Bennett was born in Canada. He moved to the U.S. at a young age. Bennett attended college and earned a B.S. in civil engineering. He owned a successful chain of dry cleaners and recently sold off his businesses.
Bennett started playing seriously about five years ago. He learned the game mostly through playing with friends. He has a very impressive string of cashes in recent years. In fact, Bennett has cashed over 30 times in tournaments since 2004. However, he has yet to win a major tournament.
Bennett arrived at the final table with a significant chip advantage. It took him just over five hours to achieve victory. This was Bennett’s first time ever to cash at the WSOP. First place paid $348,423.
“Aggressive poker – that’s the only way I know how to play,” Bennett said in a post-tournament interview. “I’m always raising. Sometimes I have to try and slow it down, but I think the aggressive style works for me.”
Leon Lewis was the 6th-place finisher. Lewis was once a nationally-ranked pistol shooter and former police officer.

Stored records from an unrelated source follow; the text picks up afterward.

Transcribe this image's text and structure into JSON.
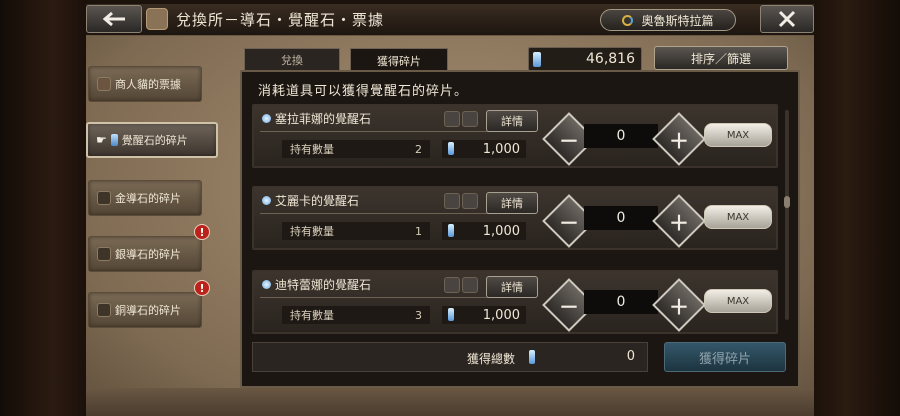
{
  "header": {
    "title": "兌換所－導石・覺醒石・票據",
    "region_button": "奧魯斯特拉篇"
  },
  "sidebar": {
    "items": [
      {
        "label": "商人貓的票據",
        "active": false,
        "alert": false
      },
      {
        "label": "覺醒石的碎片",
        "active": true,
        "alert": false
      },
      {
        "label": "金導石的碎片",
        "active": false,
        "alert": false
      },
      {
        "label": "銀導石的碎片",
        "active": false,
        "alert": true
      },
      {
        "label": "銅導石的碎片",
        "active": false,
        "alert": true
      }
    ],
    "alert_symbol": "!"
  },
  "tabs": [
    {
      "label": "兌換",
      "active": false
    },
    {
      "label": "獲得碎片",
      "active": true
    }
  ],
  "currency": {
    "value": "46,816",
    "icon": "crystal-shard-icon"
  },
  "sort_button": "排序／篩選",
  "list_header": "消耗道具可以獲得覺醒石的碎片。",
  "items": [
    {
      "name": "塞拉菲娜的覺醒石",
      "detail": "詳情",
      "owned_label": "持有數量",
      "owned": "2",
      "cost": "1,000",
      "qty": "0",
      "max": "MAX",
      "minus": "－",
      "plus": "＋"
    },
    {
      "name": "艾麗卡的覺醒石",
      "detail": "詳情",
      "owned_label": "持有數量",
      "owned": "1",
      "cost": "1,000",
      "qty": "0",
      "max": "MAX",
      "minus": "－",
      "plus": "＋"
    },
    {
      "name": "迪特蕾娜的覺醒石",
      "detail": "詳情",
      "owned_label": "持有數量",
      "owned": "3",
      "cost": "1,000",
      "qty": "0",
      "max": "MAX",
      "minus": "－",
      "plus": "＋"
    }
  ],
  "footer": {
    "total_label": "獲得總數",
    "total_value": "0",
    "obtain_button": "獲得碎片"
  },
  "icons": {
    "back": "arrow-left-icon",
    "close": "close-icon"
  }
}
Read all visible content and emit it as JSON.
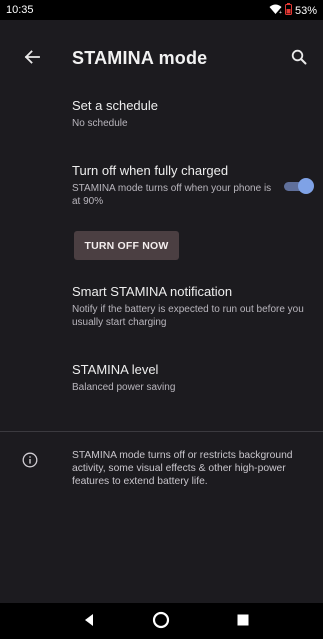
{
  "status_bar": {
    "time": "10:35",
    "battery": "53%",
    "icons": [
      "wifi-icon",
      "battery-icon"
    ]
  },
  "app_bar": {
    "title": "STAMINA mode",
    "back_icon": "arrow-left-icon",
    "search_icon": "search-icon"
  },
  "settings": {
    "schedule": {
      "title": "Set a schedule",
      "subtitle": "No schedule"
    },
    "fully_charged": {
      "title": "Turn off when fully charged",
      "subtitle": "STAMINA mode turns off when your phone is at 90%",
      "toggle_on": true
    },
    "turn_off_button": "TURN OFF NOW",
    "smart_notification": {
      "title": "Smart STAMINA notification",
      "subtitle": "Notify if the battery is expected to run out before you usually start charging"
    },
    "level": {
      "title": "STAMINA level",
      "subtitle": "Balanced power saving"
    }
  },
  "info": {
    "icon": "info-icon",
    "text": "STAMINA mode turns off or restricts background activity, some visual effects & other high-power features to extend battery life."
  },
  "nav_bar": {
    "buttons": [
      "back-triangle-icon",
      "home-circle-icon",
      "recents-square-icon"
    ]
  },
  "colors": {
    "background": "#1c1b1f",
    "toggle_thumb": "#7fa2e6",
    "button_bg": "#4b3f42",
    "battery_low": "#e53935"
  }
}
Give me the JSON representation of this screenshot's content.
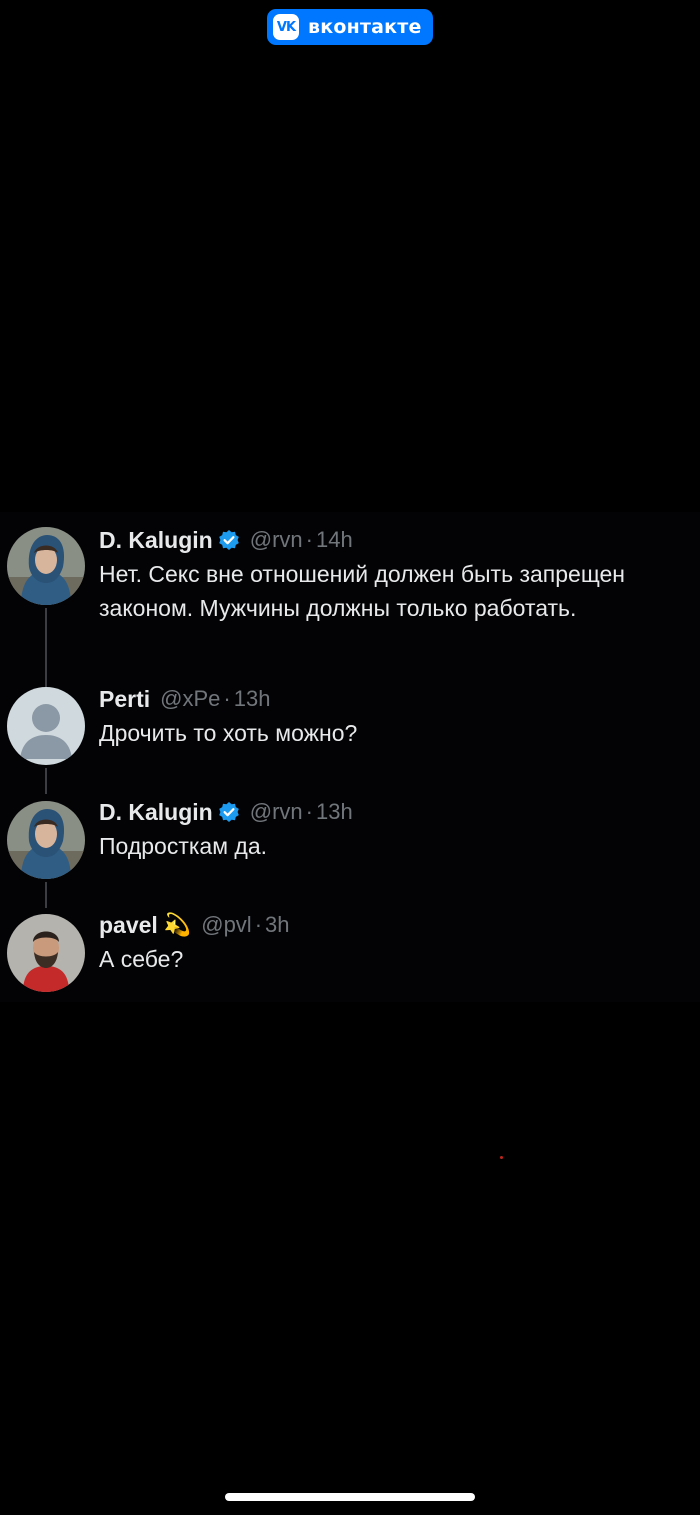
{
  "badge": {
    "logo": "VK",
    "label": "вконтакте",
    "color": "#0077ff"
  },
  "tweets": [
    {
      "name": "D. Kalugin",
      "verified": true,
      "handle": "@rvn",
      "separator": "·",
      "time": "14h",
      "text": "Нет. Секс вне отношений должен быть запрещен законом. Мужчины должны только работать.",
      "avatar": "person-hood-avatar"
    },
    {
      "name": "Perti",
      "verified": false,
      "handle": "@xPe",
      "separator": "·",
      "time": "13h",
      "text": "Дрочить то хоть можно?",
      "avatar": "default-avatar"
    },
    {
      "name": "D. Kalugin",
      "verified": true,
      "handle": "@rvn",
      "separator": "·",
      "time": "13h",
      "text": "Подросткам да.",
      "avatar": "person-hood-avatar"
    },
    {
      "name": "pavel",
      "verified": false,
      "emoji": "💫",
      "handle": "@pvl",
      "separator": "·",
      "time": "3h",
      "text": "А себе?",
      "avatar": "person-beard-avatar"
    }
  ],
  "colors": {
    "background": "#000000",
    "text": "#e7e9ea",
    "muted": "#71767b",
    "verified": "#1d9bf0"
  }
}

This event was won by a woman last year – the first such occasion. Clare Miller became the first lady to win the seniors event in history. Women players did not fare as well this year. The highest woman finisher in this tournament was Jeanne David of Las Vegas (18th).
The age requirement to play in the Seniors World Poker Championship was 50 years or higher. Player ages at the final table ranged from 51 (youngest) to 71 (oldest).
This was the largest seniors poker event of all time. The 1,882 entries destroyed the previous record that was set last year (1,184) by more than 30 percent.
Former WSOP gold bracelet winner and poker writer/author Vince Burgio finished in 26th place.
1983 world poker champion Tom McEvoy finished in 34th place.
Two-time WSOP gold bracelet winner Howard “Tahoe” Andrew finished in 50th place. This is Tahoe’s 34th consecutive year to play at the WSOP, which is the all-time record.
Gambling author and psychologist Arthur Reber (The New Gambler’s Bible) formally an academic at Brooklyn College took 68th place.
Poker legend “Amarillo Slim” Preston, the 1972 world poker champion cashed for the first time in five years at the WSOP. The poker icon finished in 96th place and was given a nice ovation from the crowd.
Former WSOP gold bracelet winner and mystic Phil “Doc” Earle, from Newfoundland, Canada cashed in 145th place.